As the pandemic seemed to be waning early this summer, my colleagues and I gathered for an after-hour event at a Chicago restaurant.
We had been there before and were thrilled to be back. The owner joined us on the patio, and we discussed his journey back from the pandemic. He expressed excitement that Illinois had opened for business. However, he also lamented that his restaurant would be closed one extra day each week because he could not staff his establishment with enough employees.
We have heard this story too often. Restaurant owners cannot find employees to serve their patrons. Manufacturing companies remain hampered by a lack of qualified candidates.
It seems small businesses across Illinois are struggling to find employees. Often times, this is impacting the same small businesses that were devastated by the pandemic.
Illinois politicians have a role to play in growing the workforce and supporting the small businesses that drive our economy. Policymakers can do both by promptly and thoughtfully utilizing American Rescue Plan Funds.
According to the State and Local Fiscal Recovery Funds Initial Report issued by the Governor's Office of Management and Budget on Aug. 31, Illinois received $8.127 billion as part of ARPA. Illinois enacted Fiscal Year 2022 budget only allocated $2.8 billion of those funds. There are billions of dollars remaining. Some of that money should be used to help people get back to work.

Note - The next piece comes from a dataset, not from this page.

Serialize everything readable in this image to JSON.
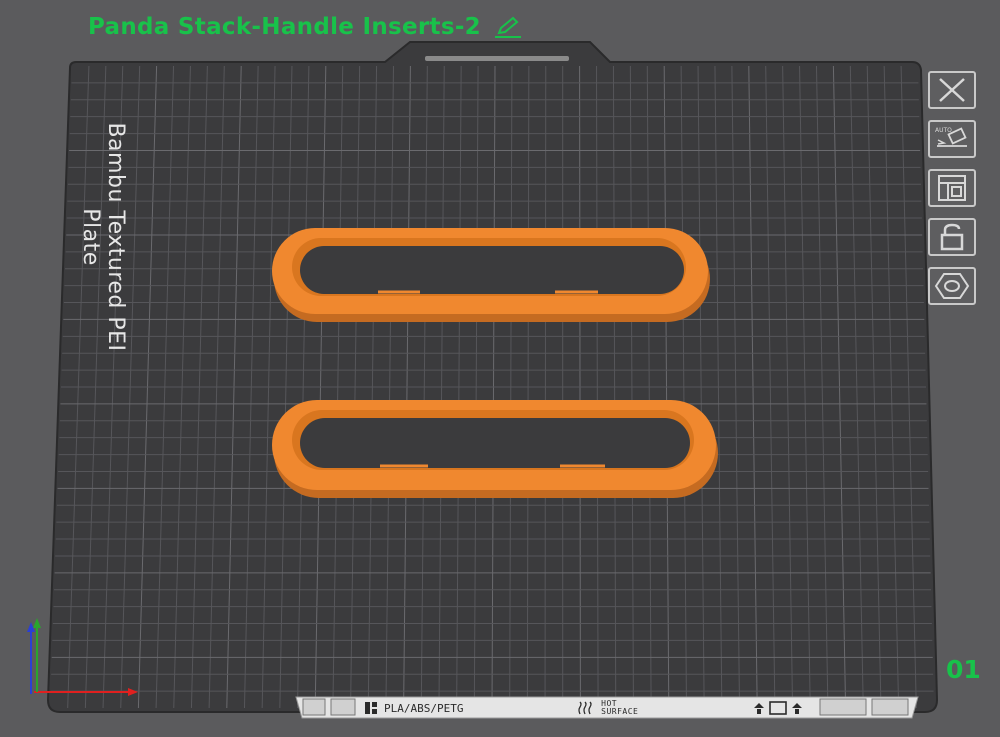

Policymakers can begin growing the workforce by allocating ARPA funds for small businesses that train and hire individuals who lost their jobs or businesses because of the pandemic. Many folks are not interested in returning to the jobs they held prior to the pandemic and are opting to start new careers. Providing small businesses with resources to offer on-the-job training for net new employees will help them create opportunities for unemployed Illinoisans while supplementing their workforce.
Politicians should also provide grants to small businesses that train and hire individuals whose interactions with the criminal justice system hamper their ability to find employment. This policy will create opportunities for those working to build a better life. It will support returning citizens, the small business community, and the Illinois economy.

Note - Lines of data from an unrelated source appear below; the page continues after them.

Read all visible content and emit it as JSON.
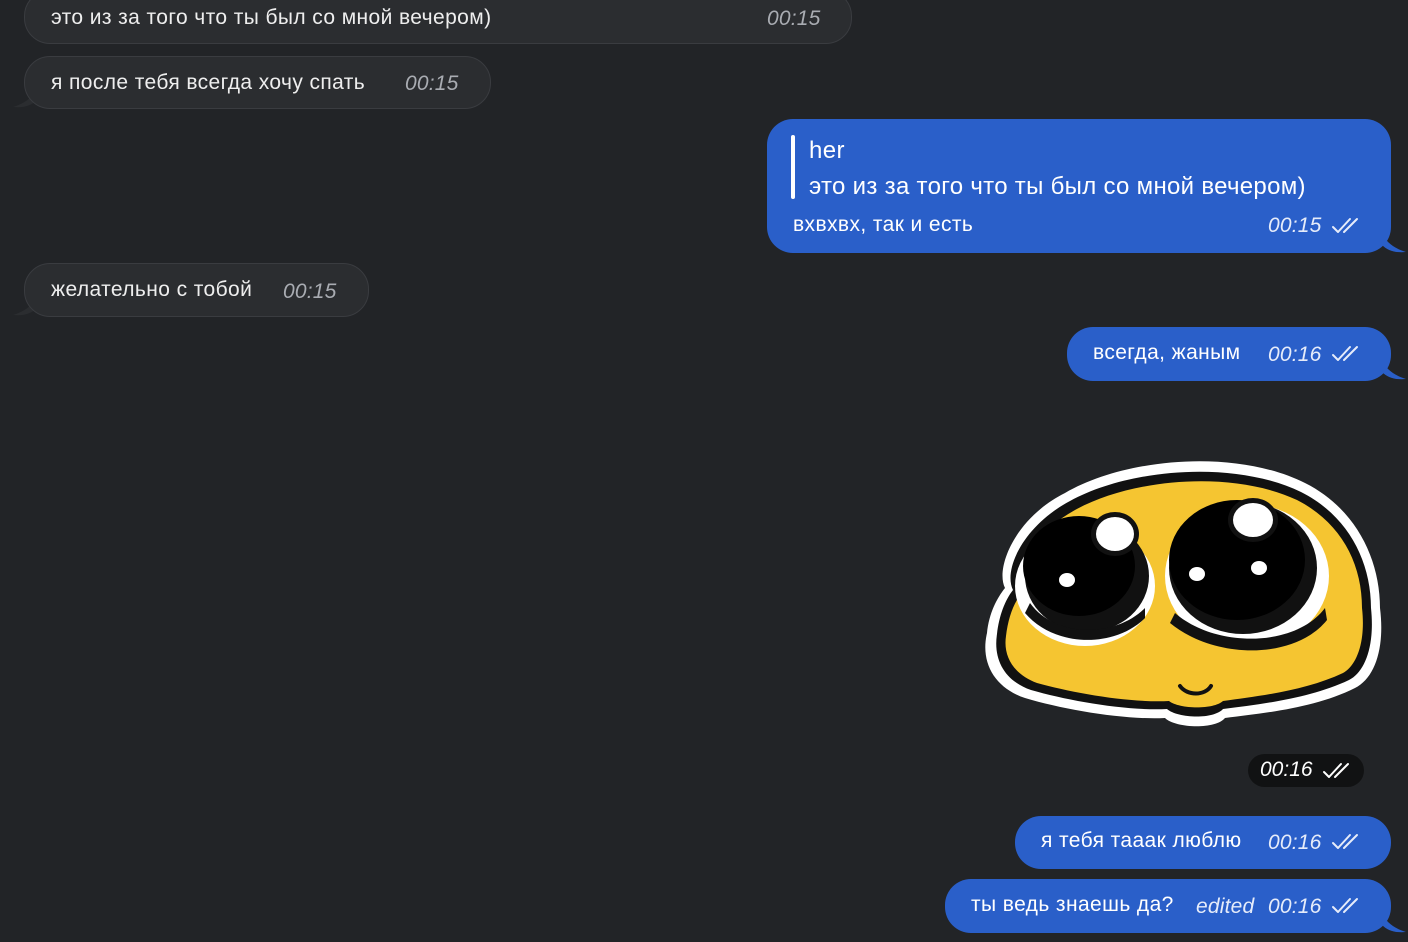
{
  "messages": {
    "m1": {
      "text": "это из за того что ты был со мной вечером)",
      "time": "00:15"
    },
    "m2": {
      "text": "я после тебя всегда хочу спать",
      "time": "00:15"
    },
    "m3": {
      "reply_author": "her",
      "reply_quote": "это из за того что ты был со мной вечером)",
      "text": "вхвхвх, так и есть",
      "time": "00:15"
    },
    "m4": {
      "text": "желательно с тобой",
      "time": "00:15"
    },
    "m5": {
      "text": "всегда, жаным",
      "time": "00:16"
    },
    "m6": {
      "sticker": "pleading-face-sticker",
      "time": "00:16"
    },
    "m7": {
      "text": "я тебя тааак люблю",
      "time": "00:16"
    },
    "m8": {
      "text": "ты ведь знаешь да?",
      "edited_label": "edited",
      "time": "00:16"
    }
  },
  "colors": {
    "background": "#222427",
    "incoming_bubble": "#2b2d30",
    "outgoing_bubble": "#2a5fc9"
  },
  "icons": {
    "read_status": "double-check-icon"
  }
}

There is also bipartisan support galvanizing around financial incentives for child and dependent care. Illinois should implement a policy that provides eligible, working parents financial assistance with child care so they can re-enter the workforce. Providing incentives for child and dependent care can help Illinois secure a robust workforce.
ARPA was passed, in part, to foster the recovery of small businesses and the economy. Given that many small businesses continue to struggle, and our workforce cannot meet the demands of local employers, it is difficult to fathom why Illinois policymakers are leaving so much money on the table. The SBAC strongly urges policymakers to use ARPA funds in an expeditious manner to grow our workforce and support small businesses.
• Elliot Richardson is president and co-founder of the Small Business Advocacy Council.